The second area where scheduling is crucial is promotional campaigns. An ordinary convenience store operating on the network has such actions at least several times a week. This involves the need to issue promotional materials, new prices and tags on goods on a specified date, implement a new version of the planogram, replenish stock in the warehouse, document the completion of tasks – and then complete the campaign within a specified deadline.
The third area, just as inconspicuous at first glance, is the surveillance of periodic inspections. In a medium-sized 150 m2 shop, there can be as many as several dozen of them every year: fire extinguishers, electrical, chimney, gas and ventilation installations forklift trucks, elevators, anti-burglary systems, sanitary, heating and cooling installations… all this requires constant supervision.
What needs to be said straightforwardly and emphasized strongly is the fact that the technological offer in the scope described above is not very broad.
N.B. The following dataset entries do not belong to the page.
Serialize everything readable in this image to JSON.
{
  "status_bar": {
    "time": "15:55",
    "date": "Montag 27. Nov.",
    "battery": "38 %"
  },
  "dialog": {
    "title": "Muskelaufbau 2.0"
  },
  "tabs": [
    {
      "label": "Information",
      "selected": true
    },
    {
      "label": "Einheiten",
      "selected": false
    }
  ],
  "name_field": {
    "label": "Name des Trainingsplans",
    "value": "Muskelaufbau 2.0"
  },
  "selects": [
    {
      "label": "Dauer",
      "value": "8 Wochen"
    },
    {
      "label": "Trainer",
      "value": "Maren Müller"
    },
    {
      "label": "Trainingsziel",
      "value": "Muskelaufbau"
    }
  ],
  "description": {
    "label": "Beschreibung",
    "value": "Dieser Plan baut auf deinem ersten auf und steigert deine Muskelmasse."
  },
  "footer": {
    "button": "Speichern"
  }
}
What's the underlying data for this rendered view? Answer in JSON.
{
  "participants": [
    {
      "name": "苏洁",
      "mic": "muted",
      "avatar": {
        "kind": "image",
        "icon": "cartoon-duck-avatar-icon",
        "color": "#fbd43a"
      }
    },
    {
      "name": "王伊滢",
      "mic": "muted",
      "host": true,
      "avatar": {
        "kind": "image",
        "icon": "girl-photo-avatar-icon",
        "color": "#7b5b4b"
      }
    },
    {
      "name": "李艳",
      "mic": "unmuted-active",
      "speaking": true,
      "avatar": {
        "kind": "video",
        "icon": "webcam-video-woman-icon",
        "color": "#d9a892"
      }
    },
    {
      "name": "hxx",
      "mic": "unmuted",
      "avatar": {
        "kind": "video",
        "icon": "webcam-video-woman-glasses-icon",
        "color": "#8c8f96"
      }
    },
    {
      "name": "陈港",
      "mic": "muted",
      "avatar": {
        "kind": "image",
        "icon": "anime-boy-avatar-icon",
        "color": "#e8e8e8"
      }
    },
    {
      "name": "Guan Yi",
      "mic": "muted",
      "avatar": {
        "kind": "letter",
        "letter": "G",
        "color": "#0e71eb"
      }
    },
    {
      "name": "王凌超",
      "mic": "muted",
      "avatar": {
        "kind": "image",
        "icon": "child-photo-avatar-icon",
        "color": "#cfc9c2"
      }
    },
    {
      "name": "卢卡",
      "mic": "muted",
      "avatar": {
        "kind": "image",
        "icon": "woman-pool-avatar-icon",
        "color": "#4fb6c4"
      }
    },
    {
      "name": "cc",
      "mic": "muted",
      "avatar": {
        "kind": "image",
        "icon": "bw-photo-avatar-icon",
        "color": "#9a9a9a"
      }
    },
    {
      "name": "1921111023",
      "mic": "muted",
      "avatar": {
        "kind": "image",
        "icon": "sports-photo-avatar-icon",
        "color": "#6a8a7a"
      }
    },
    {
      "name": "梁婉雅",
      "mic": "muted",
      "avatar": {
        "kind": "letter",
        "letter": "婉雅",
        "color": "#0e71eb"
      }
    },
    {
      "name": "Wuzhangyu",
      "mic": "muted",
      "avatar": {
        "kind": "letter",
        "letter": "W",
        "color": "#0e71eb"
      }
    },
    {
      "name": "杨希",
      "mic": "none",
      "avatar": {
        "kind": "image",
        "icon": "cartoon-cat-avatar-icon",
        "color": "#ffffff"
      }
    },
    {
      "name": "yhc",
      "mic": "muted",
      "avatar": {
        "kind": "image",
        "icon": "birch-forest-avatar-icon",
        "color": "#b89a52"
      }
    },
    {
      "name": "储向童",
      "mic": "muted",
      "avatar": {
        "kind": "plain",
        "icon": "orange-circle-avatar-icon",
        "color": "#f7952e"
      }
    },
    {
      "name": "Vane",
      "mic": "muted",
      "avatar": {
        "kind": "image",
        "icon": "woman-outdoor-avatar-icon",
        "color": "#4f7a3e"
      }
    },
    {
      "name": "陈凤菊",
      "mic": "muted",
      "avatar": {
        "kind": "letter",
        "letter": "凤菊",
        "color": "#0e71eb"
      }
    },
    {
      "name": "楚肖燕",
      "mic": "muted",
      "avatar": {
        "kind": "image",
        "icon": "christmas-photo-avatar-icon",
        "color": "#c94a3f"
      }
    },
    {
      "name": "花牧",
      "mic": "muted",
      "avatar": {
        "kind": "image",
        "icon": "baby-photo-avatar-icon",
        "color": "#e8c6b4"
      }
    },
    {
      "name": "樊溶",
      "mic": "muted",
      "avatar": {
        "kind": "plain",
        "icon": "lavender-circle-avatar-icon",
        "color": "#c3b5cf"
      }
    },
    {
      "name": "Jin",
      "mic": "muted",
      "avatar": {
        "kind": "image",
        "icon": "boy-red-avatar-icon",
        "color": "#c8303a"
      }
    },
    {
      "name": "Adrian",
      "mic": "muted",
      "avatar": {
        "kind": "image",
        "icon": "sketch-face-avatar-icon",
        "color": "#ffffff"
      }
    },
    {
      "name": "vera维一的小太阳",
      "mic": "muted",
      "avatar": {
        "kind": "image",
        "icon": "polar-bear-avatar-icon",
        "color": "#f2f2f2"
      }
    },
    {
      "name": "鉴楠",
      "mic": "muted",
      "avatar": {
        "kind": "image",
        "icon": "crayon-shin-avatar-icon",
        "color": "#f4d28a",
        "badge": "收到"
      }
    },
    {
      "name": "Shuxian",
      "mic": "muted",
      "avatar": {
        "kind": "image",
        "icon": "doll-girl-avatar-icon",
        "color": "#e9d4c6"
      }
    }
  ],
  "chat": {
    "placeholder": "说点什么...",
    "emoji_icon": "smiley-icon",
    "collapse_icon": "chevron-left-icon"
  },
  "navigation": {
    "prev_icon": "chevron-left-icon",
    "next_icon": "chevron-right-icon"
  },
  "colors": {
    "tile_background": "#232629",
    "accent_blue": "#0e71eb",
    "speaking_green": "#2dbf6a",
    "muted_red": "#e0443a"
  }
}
For a single store, the staff scheduling area is quite supportive of planDay app. All three groups of schedules comprehensively support shopManager mobile application. Given the complexity of these areas and the huge market needs in this area, it is an area that has great potential and can provide a technological advantage and thus the brand’s survival.
“I” like IoT
Internet of Things in shops is quite difficult to grasp, but the number of “talking” devices in the shop space is steadily increasing. It is still an area of only point-like innovations (like customer positioning beacons in space, smart baskets, smart shelves about which Nielsen has prepared a separate report whether solutions like Amazon’s JustWalkOut). However, it has great potential, which will certainly not wait long before it is fully exploited. Although it is difficult to talk about a standardised platform, the first cornerstones have been laid, if only because of the relatively new Bluetooth Low Energy (BLE) standard and about its applications you can read about a handful of interesting facts here.
One thing is certain – the value of this market today reaches 15 billion USD, and according to analysts, this value is expected to double by 2025.
Attractive Opportunities in the IoT in Retail Market
- The global IOT in retail market is estimated to be USD 14.5 billion in 2020 and is projected to reach USD 35.5 billion by 2025.
- The market growth can be attributed to the declining cost of IoT hardware, such as sensors, chipsets, and RFID tags.
- Customer demand for a seamless shopping experience and increase adoption of smart payment solutions further drive the growth of IoT in retail market.
I am convinced that both these and the previously discussed trends have the potential to change the retail industry beyond recognition. What will it be like? We will find out soon, but one thing is certain – the sooner we notice it, the bigger share of what’s good we will get.
The author of the article is Bartłomiej Łatka, an expert on retail and logistics.